A mix of classical and contemporary ballet, Maninyas is a small abstract work, a series of pas de deux and pas de trois. Set to Maninyas Concerto for Violin and Orchestra, a work by Australian composer Ross Edwards, the piece features five couples in delicate costumes designed by Mr. Welch who move in and out of a series of shimmering curtains or veils.
 
"The piece is a process of unveiling," explained Mr. Welch.  "It examines how in relationships, you gradually unlayer yourself, and how scary, dark, and open it is to reveal yourself to another, without protection.  The dancers are undressing themselves spiritually as well as physically."

Originally created for San Francisco Ballet in 1996, Maninyas was Mr. Welch's first commission outside his home company, The Australian Ballet – his first American exposure, which led to commissions with other companies. In fact, seeing Maninyas led Ben Stevenson, Houston Ballet Artistic Director Emeritus, to ask Mr. Welch to create a work for Houston Ballet.  When Houston Ballet had its company premiere of the ballet in 2005 Wendy Perron of Dance Magazine wrote:

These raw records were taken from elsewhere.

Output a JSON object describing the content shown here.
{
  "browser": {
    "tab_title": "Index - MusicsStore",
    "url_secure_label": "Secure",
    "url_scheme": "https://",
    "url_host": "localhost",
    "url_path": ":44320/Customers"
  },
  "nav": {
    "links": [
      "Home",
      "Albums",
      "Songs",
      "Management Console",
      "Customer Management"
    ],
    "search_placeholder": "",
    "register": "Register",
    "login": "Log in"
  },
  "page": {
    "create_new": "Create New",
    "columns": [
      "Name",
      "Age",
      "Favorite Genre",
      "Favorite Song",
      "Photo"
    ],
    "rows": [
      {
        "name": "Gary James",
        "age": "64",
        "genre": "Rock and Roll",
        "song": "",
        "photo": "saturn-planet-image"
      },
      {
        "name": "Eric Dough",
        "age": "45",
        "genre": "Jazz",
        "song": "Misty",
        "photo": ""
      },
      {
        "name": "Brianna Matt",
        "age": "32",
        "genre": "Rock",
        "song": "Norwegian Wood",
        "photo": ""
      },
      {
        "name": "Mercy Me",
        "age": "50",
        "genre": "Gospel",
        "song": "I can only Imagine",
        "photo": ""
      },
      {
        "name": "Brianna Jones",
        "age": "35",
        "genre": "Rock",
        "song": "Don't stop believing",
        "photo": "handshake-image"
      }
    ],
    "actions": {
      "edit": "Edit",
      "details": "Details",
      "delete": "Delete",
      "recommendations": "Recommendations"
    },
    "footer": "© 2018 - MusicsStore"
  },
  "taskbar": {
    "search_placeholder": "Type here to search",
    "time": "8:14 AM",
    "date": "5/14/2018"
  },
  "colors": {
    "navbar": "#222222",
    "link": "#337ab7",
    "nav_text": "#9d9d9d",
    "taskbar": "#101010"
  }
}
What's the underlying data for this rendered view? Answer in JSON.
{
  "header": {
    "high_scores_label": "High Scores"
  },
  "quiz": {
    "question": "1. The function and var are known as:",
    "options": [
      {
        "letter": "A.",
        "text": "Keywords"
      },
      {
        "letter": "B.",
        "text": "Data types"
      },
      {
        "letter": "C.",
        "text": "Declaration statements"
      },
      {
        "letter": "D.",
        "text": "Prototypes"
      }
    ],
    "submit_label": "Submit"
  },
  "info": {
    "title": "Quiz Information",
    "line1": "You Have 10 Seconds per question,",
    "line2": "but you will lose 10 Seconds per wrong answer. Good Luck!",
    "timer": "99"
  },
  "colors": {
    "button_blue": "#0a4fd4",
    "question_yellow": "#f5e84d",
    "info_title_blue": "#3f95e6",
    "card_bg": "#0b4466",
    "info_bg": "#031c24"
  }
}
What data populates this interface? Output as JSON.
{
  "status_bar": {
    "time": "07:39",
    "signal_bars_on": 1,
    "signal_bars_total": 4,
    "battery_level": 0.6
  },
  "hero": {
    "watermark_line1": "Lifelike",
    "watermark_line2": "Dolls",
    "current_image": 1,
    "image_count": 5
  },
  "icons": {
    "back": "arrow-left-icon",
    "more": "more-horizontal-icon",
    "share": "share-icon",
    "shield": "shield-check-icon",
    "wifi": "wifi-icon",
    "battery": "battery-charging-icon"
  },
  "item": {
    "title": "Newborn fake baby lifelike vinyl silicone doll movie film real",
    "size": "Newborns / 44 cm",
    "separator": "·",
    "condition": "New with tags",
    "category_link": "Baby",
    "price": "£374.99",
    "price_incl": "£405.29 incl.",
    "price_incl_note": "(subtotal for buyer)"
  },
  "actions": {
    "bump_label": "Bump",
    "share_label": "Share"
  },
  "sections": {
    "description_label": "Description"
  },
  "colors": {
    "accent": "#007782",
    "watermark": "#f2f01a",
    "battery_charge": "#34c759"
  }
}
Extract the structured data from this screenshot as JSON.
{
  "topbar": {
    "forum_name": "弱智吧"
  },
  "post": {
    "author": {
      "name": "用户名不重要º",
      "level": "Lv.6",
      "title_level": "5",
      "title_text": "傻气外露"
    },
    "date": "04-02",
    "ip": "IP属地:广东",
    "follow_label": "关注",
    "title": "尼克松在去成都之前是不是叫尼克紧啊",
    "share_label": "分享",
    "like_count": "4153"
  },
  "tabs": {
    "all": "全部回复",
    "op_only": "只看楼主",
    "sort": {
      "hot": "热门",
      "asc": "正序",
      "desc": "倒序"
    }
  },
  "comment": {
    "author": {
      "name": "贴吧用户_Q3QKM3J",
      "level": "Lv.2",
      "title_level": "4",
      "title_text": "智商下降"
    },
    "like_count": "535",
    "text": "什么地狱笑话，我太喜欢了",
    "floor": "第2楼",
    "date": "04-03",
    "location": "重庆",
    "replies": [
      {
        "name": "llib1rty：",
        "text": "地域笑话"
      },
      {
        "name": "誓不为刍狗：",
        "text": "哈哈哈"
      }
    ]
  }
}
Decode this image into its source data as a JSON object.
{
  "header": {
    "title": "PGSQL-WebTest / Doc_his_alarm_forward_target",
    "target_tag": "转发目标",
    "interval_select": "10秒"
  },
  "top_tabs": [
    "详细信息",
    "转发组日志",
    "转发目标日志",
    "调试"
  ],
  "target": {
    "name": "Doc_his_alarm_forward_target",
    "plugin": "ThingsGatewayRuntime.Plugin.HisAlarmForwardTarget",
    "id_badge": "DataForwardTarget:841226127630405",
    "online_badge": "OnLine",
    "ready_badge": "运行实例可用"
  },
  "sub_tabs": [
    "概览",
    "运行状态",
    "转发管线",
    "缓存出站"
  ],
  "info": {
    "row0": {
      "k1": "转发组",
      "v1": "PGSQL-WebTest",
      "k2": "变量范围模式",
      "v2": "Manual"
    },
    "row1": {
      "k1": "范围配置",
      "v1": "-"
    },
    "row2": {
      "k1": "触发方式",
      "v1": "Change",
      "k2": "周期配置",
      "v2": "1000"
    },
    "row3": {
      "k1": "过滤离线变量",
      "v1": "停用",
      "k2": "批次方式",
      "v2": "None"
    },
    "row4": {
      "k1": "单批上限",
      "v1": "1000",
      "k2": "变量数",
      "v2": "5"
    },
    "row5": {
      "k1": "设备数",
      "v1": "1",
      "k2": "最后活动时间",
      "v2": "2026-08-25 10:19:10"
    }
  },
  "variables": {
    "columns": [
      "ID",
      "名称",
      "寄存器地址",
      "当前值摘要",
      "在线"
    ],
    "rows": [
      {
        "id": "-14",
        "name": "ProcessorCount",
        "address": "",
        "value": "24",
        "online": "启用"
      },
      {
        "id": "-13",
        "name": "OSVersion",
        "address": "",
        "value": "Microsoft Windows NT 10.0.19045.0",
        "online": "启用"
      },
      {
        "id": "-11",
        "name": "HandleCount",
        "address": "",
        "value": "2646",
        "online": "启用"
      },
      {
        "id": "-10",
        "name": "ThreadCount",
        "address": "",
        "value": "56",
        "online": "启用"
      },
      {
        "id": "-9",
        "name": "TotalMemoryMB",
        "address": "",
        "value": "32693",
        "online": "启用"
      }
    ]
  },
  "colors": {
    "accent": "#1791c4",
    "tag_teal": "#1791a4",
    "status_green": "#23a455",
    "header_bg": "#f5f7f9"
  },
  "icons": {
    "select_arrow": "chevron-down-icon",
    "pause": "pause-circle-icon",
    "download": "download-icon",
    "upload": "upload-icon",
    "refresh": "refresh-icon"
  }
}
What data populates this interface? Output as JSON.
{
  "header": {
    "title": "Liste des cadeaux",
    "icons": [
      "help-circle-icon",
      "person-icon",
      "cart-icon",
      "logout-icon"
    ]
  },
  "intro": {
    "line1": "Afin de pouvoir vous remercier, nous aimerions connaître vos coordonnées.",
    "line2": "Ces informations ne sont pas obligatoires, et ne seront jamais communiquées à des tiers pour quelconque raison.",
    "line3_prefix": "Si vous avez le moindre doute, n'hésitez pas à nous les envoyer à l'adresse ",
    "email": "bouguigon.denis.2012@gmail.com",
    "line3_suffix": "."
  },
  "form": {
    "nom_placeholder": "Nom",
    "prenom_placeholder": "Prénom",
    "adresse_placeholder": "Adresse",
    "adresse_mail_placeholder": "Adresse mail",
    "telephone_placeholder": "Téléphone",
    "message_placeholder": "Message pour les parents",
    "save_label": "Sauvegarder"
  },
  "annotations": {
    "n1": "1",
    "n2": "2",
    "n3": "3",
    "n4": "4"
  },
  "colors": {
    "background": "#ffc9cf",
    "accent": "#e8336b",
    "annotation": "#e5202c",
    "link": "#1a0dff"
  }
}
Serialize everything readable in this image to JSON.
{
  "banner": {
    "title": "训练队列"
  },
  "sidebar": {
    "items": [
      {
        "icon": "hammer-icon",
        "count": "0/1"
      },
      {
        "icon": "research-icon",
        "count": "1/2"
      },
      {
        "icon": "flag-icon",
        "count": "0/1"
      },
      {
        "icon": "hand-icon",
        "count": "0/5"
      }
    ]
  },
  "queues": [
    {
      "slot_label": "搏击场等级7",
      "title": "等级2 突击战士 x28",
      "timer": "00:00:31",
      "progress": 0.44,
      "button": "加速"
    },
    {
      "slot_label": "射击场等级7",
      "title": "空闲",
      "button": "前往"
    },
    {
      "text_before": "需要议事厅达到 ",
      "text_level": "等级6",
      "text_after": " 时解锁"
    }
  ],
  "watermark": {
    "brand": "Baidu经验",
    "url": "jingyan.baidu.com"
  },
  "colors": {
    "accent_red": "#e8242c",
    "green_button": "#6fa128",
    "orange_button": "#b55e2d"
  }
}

It started with a single dancer taking a spectacular billowy entrance that looked, under Lisa J. Pinkham's lighting, like some unidentifiable act of nature – a flood, a volcano? In a haunting mix of abandon and despair, the dancers thrust both arms upward on a diagonal, snapping their elbow until their hands flopped. Swishing their long skirts with their hands, the women were separate but equal, strong and feminine. Inventive, circular partnering brought Kylián to mind . . . .

An exquisite duet in blue, with wild lifts and sudden swirling falls, highlighted this beautifully crafted work. (October 2005).